* **Exercise prompt**: Could you please reproduce the entries exactly, leaving out any pictures?

* **Data**:
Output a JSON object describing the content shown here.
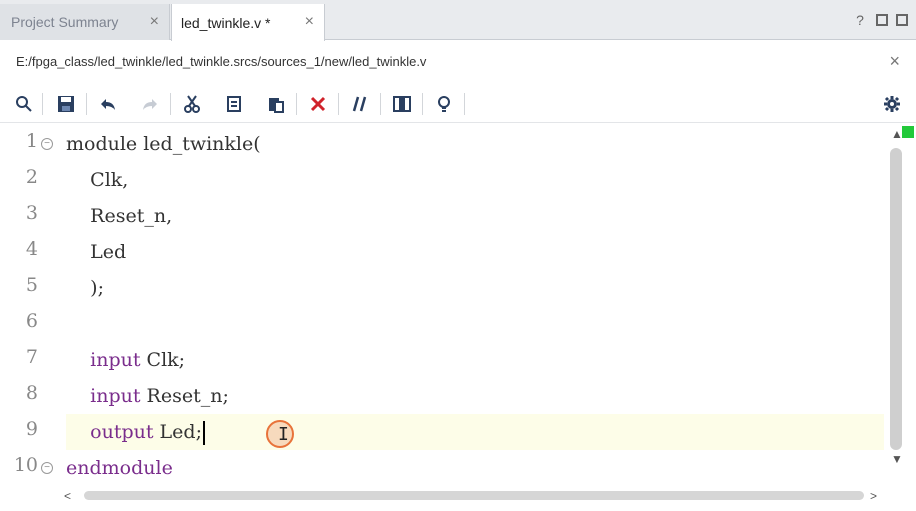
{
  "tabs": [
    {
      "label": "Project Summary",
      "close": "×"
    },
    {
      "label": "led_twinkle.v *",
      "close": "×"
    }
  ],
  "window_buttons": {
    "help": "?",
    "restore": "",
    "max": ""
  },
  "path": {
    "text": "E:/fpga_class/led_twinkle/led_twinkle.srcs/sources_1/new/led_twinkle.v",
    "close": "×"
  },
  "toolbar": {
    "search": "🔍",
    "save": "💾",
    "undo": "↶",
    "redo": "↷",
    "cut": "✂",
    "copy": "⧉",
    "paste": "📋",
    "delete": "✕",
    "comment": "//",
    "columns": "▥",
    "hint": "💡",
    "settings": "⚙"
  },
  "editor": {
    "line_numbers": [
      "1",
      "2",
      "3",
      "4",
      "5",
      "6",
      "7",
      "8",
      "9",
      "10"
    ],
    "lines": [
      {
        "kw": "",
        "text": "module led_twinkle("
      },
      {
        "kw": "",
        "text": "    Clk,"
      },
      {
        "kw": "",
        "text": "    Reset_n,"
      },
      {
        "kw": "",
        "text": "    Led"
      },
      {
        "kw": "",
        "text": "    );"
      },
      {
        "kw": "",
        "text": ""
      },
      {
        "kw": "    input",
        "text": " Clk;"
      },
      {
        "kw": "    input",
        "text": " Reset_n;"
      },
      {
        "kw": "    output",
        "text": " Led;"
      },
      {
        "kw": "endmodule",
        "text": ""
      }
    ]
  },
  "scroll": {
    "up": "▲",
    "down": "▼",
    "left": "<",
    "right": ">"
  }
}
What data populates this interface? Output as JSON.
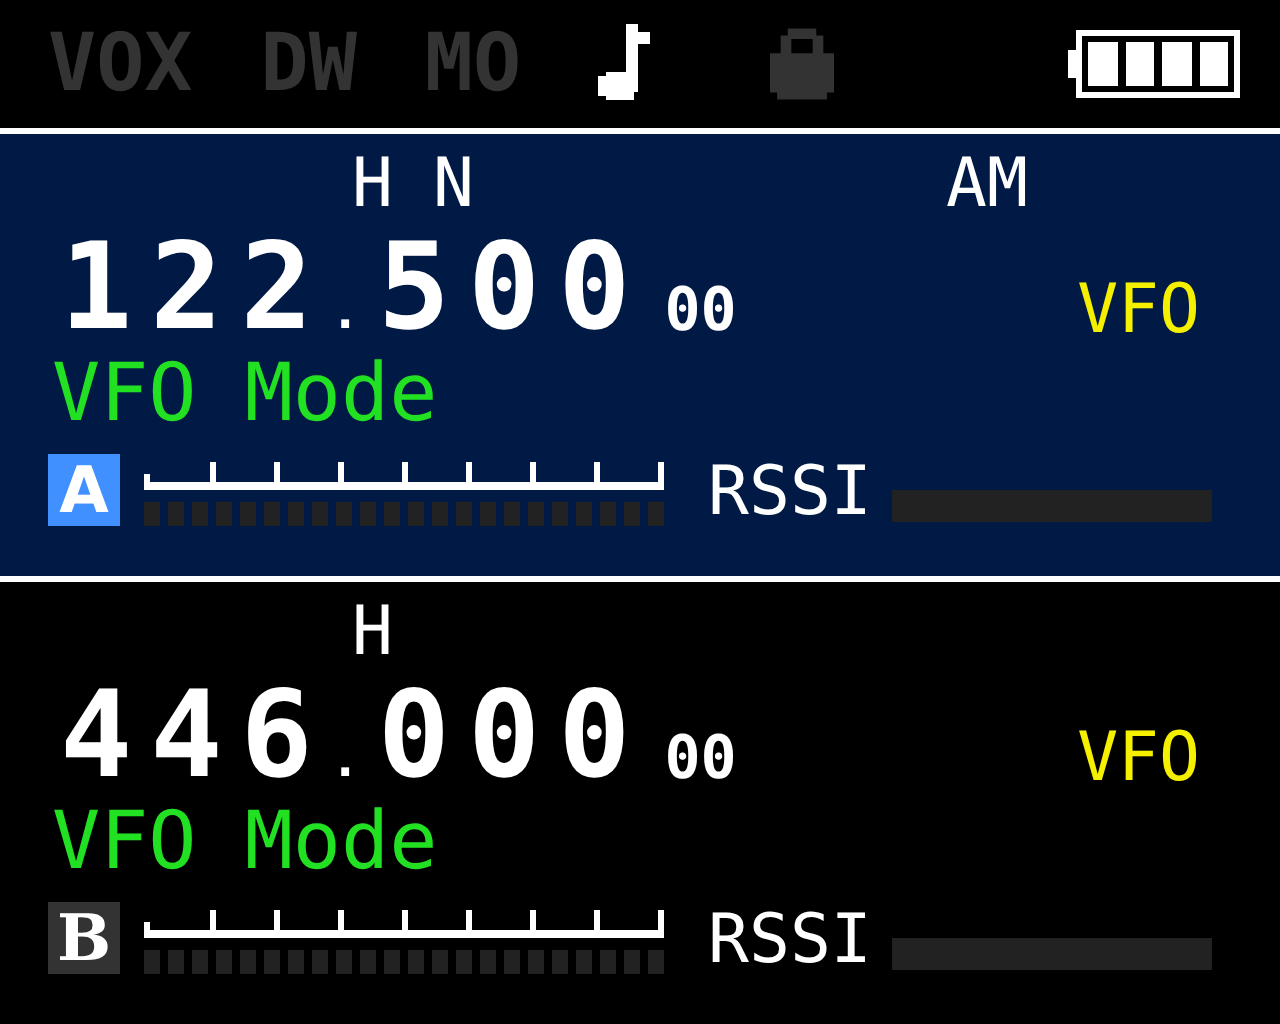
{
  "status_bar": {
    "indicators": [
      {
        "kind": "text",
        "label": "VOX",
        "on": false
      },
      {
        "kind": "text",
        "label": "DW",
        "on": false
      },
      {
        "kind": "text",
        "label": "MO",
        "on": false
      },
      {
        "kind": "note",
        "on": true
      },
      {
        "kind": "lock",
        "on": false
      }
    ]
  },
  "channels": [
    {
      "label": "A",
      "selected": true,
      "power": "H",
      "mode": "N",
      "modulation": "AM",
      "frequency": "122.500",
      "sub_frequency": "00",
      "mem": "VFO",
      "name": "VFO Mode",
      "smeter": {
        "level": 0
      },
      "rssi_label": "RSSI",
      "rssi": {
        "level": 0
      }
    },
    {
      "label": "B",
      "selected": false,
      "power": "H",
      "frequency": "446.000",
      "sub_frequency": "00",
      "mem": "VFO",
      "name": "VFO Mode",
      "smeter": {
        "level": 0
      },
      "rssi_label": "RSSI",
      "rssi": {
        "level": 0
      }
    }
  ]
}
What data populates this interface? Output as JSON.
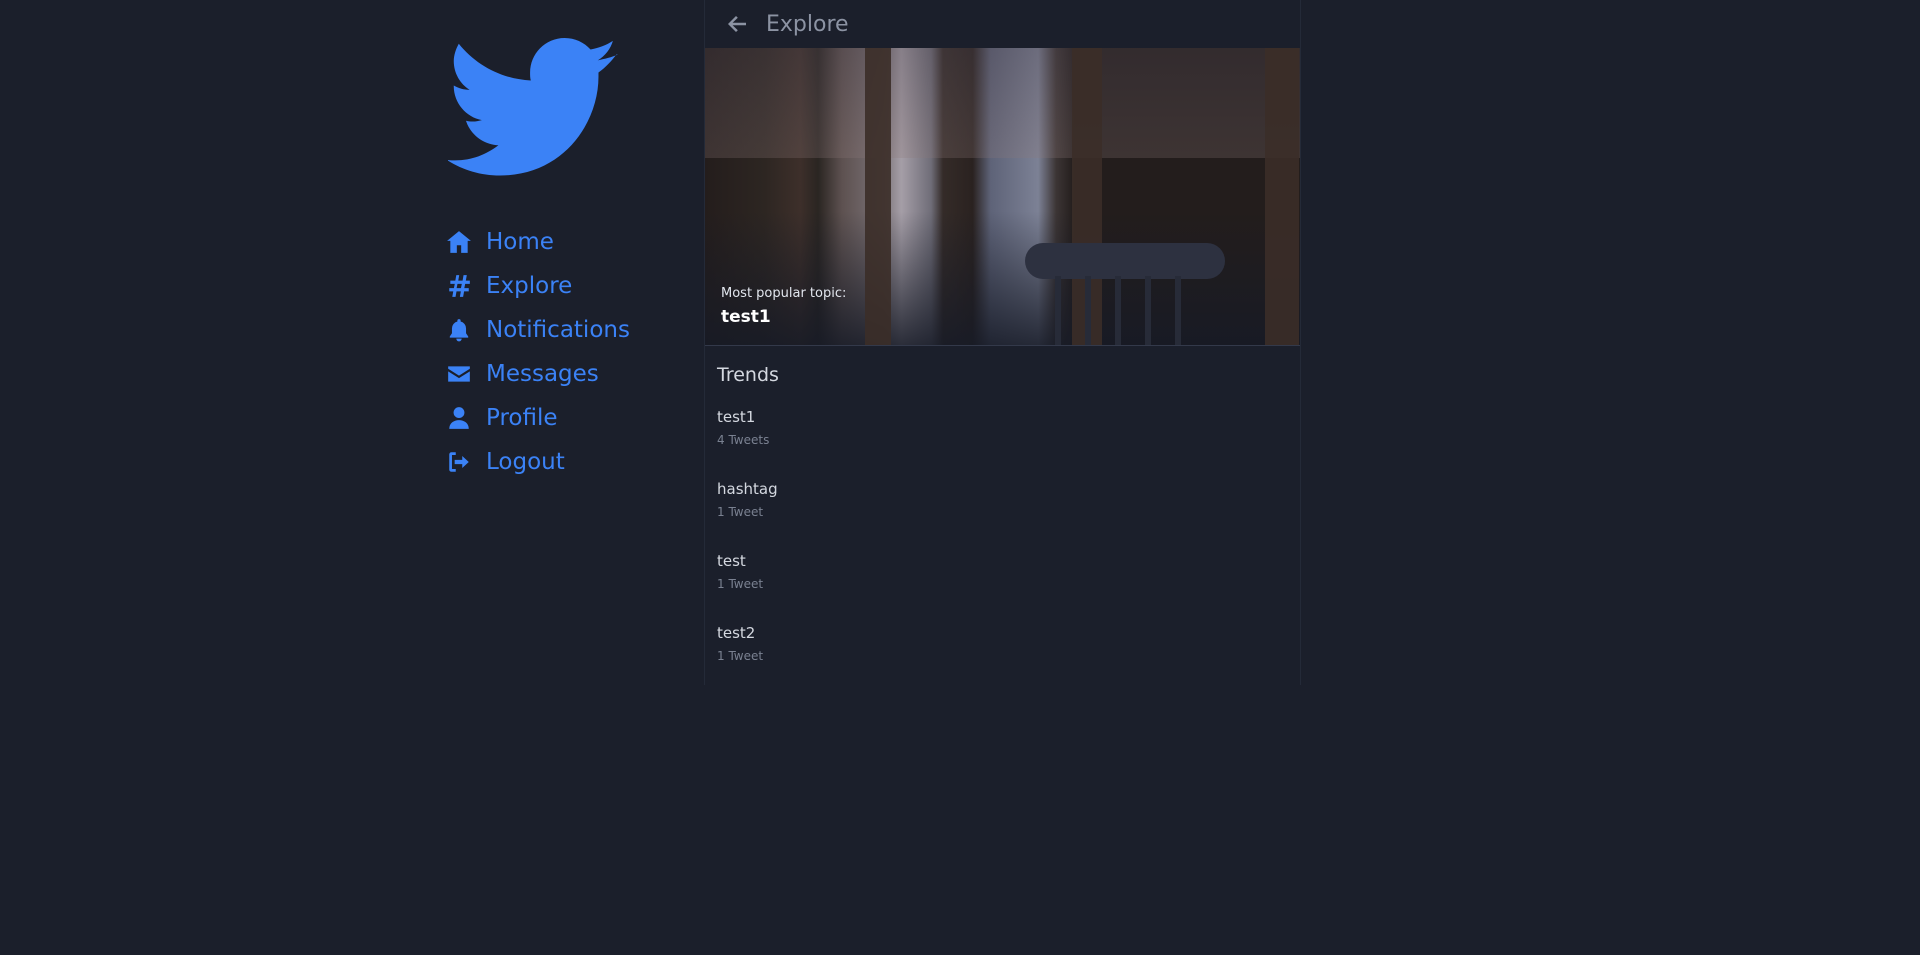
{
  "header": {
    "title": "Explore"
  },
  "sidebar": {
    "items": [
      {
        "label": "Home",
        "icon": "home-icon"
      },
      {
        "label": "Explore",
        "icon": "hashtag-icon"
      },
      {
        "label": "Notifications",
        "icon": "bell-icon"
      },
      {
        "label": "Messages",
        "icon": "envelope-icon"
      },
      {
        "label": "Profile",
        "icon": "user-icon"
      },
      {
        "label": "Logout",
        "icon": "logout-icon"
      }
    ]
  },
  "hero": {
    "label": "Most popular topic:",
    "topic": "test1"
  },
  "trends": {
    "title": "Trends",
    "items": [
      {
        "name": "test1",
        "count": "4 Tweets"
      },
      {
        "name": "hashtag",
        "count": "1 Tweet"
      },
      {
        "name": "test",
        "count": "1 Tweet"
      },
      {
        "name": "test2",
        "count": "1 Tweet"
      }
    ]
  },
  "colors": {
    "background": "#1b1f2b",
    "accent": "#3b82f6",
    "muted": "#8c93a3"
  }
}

* **Exercise output**:
Output a JSON object describing the content shown here.
{
  "tabs": [
    {
      "label": "Project Summary",
      "close": "×"
    },
    {
      "label": "led_twinkle.v *",
      "close": "×"
    }
  ],
  "window_buttons": {
    "help": "?",
    "restore": "",
    "max": ""
  },
  "path": {
    "text": "E:/fpga_class/led_twinkle/led_twinkle.srcs/sources_1/new/led_twinkle.v",
    "close": "×"
  },
  "toolbar": {
    "search": "🔍",
    "save": "💾",
    "undo": "↶",
    "redo": "↷",
    "cut": "✂",
    "copy": "⧉",
    "paste": "📋",
    "delete": "✕",
    "comment": "//",
    "columns": "▥",
    "hint": "💡",
    "settings": "⚙"
  },
  "editor": {
    "line_numbers": [
      "1",
      "2",
      "3",
      "4",
      "5",
      "6",
      "7",
      "8",
      "9",
      "10"
    ],
    "lines": [
      {
        "kw": "",
        "text": "module led_twinkle("
      },
      {
        "kw": "",
        "text": "    Clk,"
      },
      {
        "kw": "",
        "text": "    Reset_n,"
      },
      {
        "kw": "",
        "text": "    Led"
      },
      {
        "kw": "",
        "text": "    );"
      },
      {
        "kw": "",
        "text": ""
      },
      {
        "kw": "    input",
        "text": " Clk;"
      },
      {
        "kw": "    input",
        "text": " Reset_n;"
      },
      {
        "kw": "    output",
        "text": " Led;"
      },
      {
        "kw": "endmodule",
        "text": ""
      }
    ]
  },
  "scroll": {
    "up": "▲",
    "down": "▼",
    "left": "<",
    "right": ">"
  }
}
What data populates this interface? Output as JSON.
{
  "status_bar": {
    "indicators": [
      {
        "kind": "text",
        "label": "VOX",
        "on": false
      },
      {
        "kind": "text",
        "label": "DW",
        "on": false
      },
      {
        "kind": "text",
        "label": "MO",
        "on": false
      },
      {
        "kind": "note",
        "on": true
      },
      {
        "kind": "lock",
        "on": false
      }
    ]
  },
  "channels": [
    {
      "label": "A",
      "selected": true,
      "power": "H",
      "mode": "N",
      "modulation": "AM",
      "frequency": "122.500",
      "sub_frequency": "00",
      "mem": "VFO",
      "name": "VFO Mode",
      "smeter": {
        "level": 0
      },
      "rssi_label": "RSSI",
      "rssi": {
        "level": 0
      }
    },
    {
      "label": "B",
      "selected": false,
      "power": "H",
      "frequency": "446.000",
      "sub_frequency": "00",
      "mem": "VFO",
      "name": "VFO Mode",
      "smeter": {
        "level": 0
      },
      "rssi_label": "RSSI",
      "rssi": {
        "level": 0
      }
    }
  ]
}
What data populates this interface? Output as JSON.
{
  "header": {
    "title": "Explore"
  },
  "sidebar": {
    "items": [
      {
        "label": "Home",
        "icon": "home-icon"
      },
      {
        "label": "Explore",
        "icon": "hashtag-icon"
      },
      {
        "label": "Notifications",
        "icon": "bell-icon"
      },
      {
        "label": "Messages",
        "icon": "envelope-icon"
      },
      {
        "label": "Profile",
        "icon": "user-icon"
      },
      {
        "label": "Logout",
        "icon": "logout-icon"
      }
    ]
  },
  "hero": {
    "label": "Most popular topic:",
    "topic": "test1"
  },
  "trends": {
    "title": "Trends",
    "items": [
      {
        "name": "test1",
        "count": "4 Tweets"
      },
      {
        "name": "hashtag",
        "count": "1 Tweet"
      },
      {
        "name": "test",
        "count": "1 Tweet"
      },
      {
        "name": "test2",
        "count": "1 Tweet"
      }
    ]
  },
  "colors": {
    "background": "#1b1f2b",
    "accent": "#3b82f6",
    "muted": "#8c93a3"
  }
}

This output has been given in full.